__DATA TO USE__.
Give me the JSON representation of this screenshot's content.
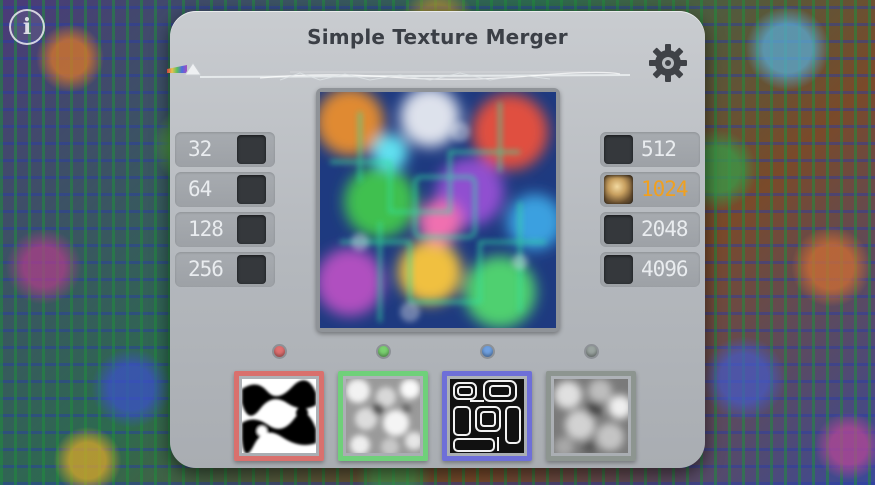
{
  "app": {
    "title": "Simple Texture Merger"
  },
  "resolutions": {
    "left": [
      {
        "label": "32",
        "selected": false
      },
      {
        "label": "64",
        "selected": false
      },
      {
        "label": "128",
        "selected": false
      },
      {
        "label": "256",
        "selected": false
      }
    ],
    "right": [
      {
        "label": "512",
        "selected": false
      },
      {
        "label": "1024",
        "selected": true
      },
      {
        "label": "2048",
        "selected": false
      },
      {
        "label": "4096",
        "selected": false
      }
    ]
  },
  "channels": [
    {
      "name": "red",
      "color": "#d9706d",
      "indicator": "#e07070"
    },
    {
      "name": "green",
      "color": "#6fd07a",
      "indicator": "#7ad070"
    },
    {
      "name": "blue",
      "color": "#6e6fd8",
      "indicator": "#6fa0e0"
    },
    {
      "name": "alpha",
      "color": "#8d9590",
      "indicator": "#9aa4a0"
    }
  ],
  "icons": {
    "info": "info-icon",
    "settings": "gear-icon",
    "logo": "prism-icon"
  },
  "colors": {
    "accent": "#f0a020",
    "panel": "#bfc3c7",
    "text": "#3b3f46"
  }
}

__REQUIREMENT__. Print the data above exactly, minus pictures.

__RESULT OF THE TASK__.
Give me the JSON representation of this screenshot's content.
{
  "app": {
    "title": "Simple Texture Merger"
  },
  "resolutions": {
    "left": [
      {
        "label": "32",
        "selected": false
      },
      {
        "label": "64",
        "selected": false
      },
      {
        "label": "128",
        "selected": false
      },
      {
        "label": "256",
        "selected": false
      }
    ],
    "right": [
      {
        "label": "512",
        "selected": false
      },
      {
        "label": "1024",
        "selected": true
      },
      {
        "label": "2048",
        "selected": false
      },
      {
        "label": "4096",
        "selected": false
      }
    ]
  },
  "channels": [
    {
      "name": "red",
      "color": "#d9706d",
      "indicator": "#e07070"
    },
    {
      "name": "green",
      "color": "#6fd07a",
      "indicator": "#7ad070"
    },
    {
      "name": "blue",
      "color": "#6e6fd8",
      "indicator": "#6fa0e0"
    },
    {
      "name": "alpha",
      "color": "#8d9590",
      "indicator": "#9aa4a0"
    }
  ],
  "icons": {
    "info": "info-icon",
    "settings": "gear-icon",
    "logo": "prism-icon"
  },
  "colors": {
    "accent": "#f0a020",
    "panel": "#bfc3c7",
    "text": "#3b3f46"
  }
}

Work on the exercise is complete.